__Problem to work on__:
Write out the material in full, matching each line exactly.

__Data listing__:
━━━━━━━━
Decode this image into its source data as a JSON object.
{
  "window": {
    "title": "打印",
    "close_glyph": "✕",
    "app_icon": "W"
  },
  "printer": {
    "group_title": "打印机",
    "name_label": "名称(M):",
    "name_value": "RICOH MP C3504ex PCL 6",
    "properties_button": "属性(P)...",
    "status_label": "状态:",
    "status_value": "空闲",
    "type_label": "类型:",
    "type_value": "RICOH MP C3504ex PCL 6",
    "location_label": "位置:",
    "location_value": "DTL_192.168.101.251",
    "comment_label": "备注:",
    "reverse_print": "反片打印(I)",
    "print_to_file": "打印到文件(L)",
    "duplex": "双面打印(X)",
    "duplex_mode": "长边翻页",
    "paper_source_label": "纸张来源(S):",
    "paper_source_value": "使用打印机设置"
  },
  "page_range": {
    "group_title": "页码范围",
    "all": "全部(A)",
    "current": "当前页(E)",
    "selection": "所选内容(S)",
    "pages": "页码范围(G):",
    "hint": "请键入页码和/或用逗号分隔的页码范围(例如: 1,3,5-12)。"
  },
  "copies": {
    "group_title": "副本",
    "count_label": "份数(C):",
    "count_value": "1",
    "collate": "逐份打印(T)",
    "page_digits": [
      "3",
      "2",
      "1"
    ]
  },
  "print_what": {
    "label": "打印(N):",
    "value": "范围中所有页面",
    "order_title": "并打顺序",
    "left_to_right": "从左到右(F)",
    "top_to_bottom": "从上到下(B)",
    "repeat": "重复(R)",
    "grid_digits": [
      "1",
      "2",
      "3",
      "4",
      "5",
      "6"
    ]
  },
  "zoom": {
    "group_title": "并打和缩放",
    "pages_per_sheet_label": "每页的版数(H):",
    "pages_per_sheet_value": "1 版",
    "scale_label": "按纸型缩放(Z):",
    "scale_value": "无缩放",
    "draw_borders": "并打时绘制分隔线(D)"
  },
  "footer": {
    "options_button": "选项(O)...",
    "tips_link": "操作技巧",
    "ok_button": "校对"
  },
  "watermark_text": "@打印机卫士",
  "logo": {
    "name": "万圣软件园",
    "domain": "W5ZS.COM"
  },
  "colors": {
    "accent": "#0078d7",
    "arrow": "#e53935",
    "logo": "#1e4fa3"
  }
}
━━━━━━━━
__Response__:
Decode this image into its source data as a JSON object.
{
  "window": {
    "title": "打印",
    "close_glyph": "✕",
    "app_icon": "W"
  },
  "printer": {
    "group_title": "打印机",
    "name_label": "名称(M):",
    "name_value": "RICOH MP C3504ex PCL 6",
    "properties_button": "属性(P)...",
    "status_label": "状态:",
    "status_value": "空闲",
    "type_label": "类型:",
    "type_value": "RICOH MP C3504ex PCL 6",
    "location_label": "位置:",
    "location_value": "DTL_192.168.101.251",
    "comment_label": "备注:",
    "reverse_print": "反片打印(I)",
    "print_to_file": "打印到文件(L)",
    "duplex": "双面打印(X)",
    "duplex_mode": "长边翻页",
    "paper_source_label": "纸张来源(S):",
    "paper_source_value": "使用打印机设置"
  },
  "page_range": {
    "group_title": "页码范围",
    "all": "全部(A)",
    "current": "当前页(E)",
    "selection": "所选内容(S)",
    "pages": "页码范围(G):",
    "hint": "请键入页码和/或用逗号分隔的页码范围(例如: 1,3,5-12)。"
  },
  "copies": {
    "group_title": "副本",
    "count_label": "份数(C):",
    "count_value": "1",
    "collate": "逐份打印(T)",
    "page_digits": [
      "3",
      "2",
      "1"
    ]
  },
  "print_what": {
    "label": "打印(N):",
    "value": "范围中所有页面",
    "order_title": "并打顺序",
    "left_to_right": "从左到右(F)",
    "top_to_bottom": "从上到下(B)",
    "repeat": "重复(R)",
    "grid_digits": [
      "1",
      "2",
      "3",
      "4",
      "5",
      "6"
    ]
  },
  "zoom": {
    "group_title": "并打和缩放",
    "pages_per_sheet_label": "每页的版数(H):",
    "pages_per_sheet_value": "1 版",
    "scale_label": "按纸型缩放(Z):",
    "scale_value": "无缩放",
    "draw_borders": "并打时绘制分隔线(D)"
  },
  "footer": {
    "options_button": "选项(O)...",
    "tips_link": "操作技巧",
    "ok_button": "校对"
  },
  "watermark_text": "@打印机卫士",
  "logo": {
    "name": "万圣软件园",
    "domain": "W5ZS.COM"
  },
  "colors": {
    "accent": "#0078d7",
    "arrow": "#e53935",
    "logo": "#1e4fa3"
  }
}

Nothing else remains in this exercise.